The blocks of ice crashed down on the USA home of former Hartlepool man Trevor Mason as a wicked weather system battered the USA.

Trevor Mason holding Kendall.

Trevor Mason holding Kendall.

A series of powerful storms and tornados killed at least 28 people in the US states of Indiana, Kentucky and Ohio, and there are concerns that the death toll could rise as the damage is assessed.

Dad-of-three Trevor, 40, who lives in Louisville, Kentucky, said: “It came through pretty fast. It was probably the biggest storm I have ever seen.

“The hailstones were the size of golf balls. You could hear them pounding outside. Everyone had to stay away from windows because they would have just come straight through.

“Luckily the worst part of the storm missed us, but it’s damaged the car and the house roof.

“The mess it has left behind is incredible.”

One of his friends who lives in Henryville, Indiana, was not so lucky.

Indiana had at least 13 deaths on Friday and a roof was ripped off a high school. A nearby town called Maryville was described as “completely gone” by the local sheriff.

“His house is in pieces,” said Trevor, a former Brougham, Jesmond Road and High Tunstall school pupil who is married to Kentucky born-and-bred Lucinda, 38.

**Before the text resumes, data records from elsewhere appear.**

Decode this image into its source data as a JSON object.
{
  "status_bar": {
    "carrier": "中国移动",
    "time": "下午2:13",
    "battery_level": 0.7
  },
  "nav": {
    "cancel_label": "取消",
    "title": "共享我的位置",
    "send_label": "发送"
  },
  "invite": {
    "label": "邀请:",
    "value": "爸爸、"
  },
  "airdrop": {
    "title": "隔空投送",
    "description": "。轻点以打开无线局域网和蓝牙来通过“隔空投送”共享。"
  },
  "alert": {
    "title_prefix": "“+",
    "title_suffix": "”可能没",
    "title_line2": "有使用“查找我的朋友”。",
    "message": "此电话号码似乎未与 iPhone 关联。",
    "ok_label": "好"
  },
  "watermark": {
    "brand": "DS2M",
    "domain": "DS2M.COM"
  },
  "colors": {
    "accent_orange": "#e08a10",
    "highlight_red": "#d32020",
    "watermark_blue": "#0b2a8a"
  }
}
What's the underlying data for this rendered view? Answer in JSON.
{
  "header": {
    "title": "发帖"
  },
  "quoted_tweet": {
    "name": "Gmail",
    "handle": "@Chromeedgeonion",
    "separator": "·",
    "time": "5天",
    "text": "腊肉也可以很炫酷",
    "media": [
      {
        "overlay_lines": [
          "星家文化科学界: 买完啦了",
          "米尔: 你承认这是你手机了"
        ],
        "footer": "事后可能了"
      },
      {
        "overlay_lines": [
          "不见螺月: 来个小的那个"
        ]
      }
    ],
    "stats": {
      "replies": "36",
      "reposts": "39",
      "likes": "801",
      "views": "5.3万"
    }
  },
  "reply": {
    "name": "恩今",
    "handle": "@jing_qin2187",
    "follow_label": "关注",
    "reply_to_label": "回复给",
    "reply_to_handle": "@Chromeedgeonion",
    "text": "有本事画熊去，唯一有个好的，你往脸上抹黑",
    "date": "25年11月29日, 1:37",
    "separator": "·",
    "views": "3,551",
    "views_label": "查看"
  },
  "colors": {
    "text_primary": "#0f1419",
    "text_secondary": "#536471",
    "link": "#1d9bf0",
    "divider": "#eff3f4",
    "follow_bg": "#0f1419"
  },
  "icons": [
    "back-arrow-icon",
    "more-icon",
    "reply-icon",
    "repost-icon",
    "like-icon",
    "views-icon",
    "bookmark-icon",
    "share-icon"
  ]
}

“The worst part was coming out after the storm had gone and not knowing how everyone was. It happened at 3pm but we didn’t hear that my friend was ok until 1am because he had to drive out and find a cellphone mast that was still working.

“I’m going to go up there and help my friend out. It’s pretty ugly up there.”

Trevor, an engineer for a TV company, said his three girls, Charlotte, 14, Emma, 11, and two-year-old Kendall, are used to the storms having grown up in the country, but he still gets a shock when the extreme weather arrives.

Trevor, who emigrated after falling in love with America during three summer camps, said: “You grow up seeing this on TV but to actually be here when one hits is completely different.

“It’s scary because they come out of nowhere. They said for a few days there would be storms but you don’t know how bad. Then the cable went off 15 minutes before it hit.”

The big Hartlepool United fan, whose house is named Victoria Park in homage to the club, added: “You just have to take shelter and hope it passes and everyone is ok and then let people know you’re ok too.”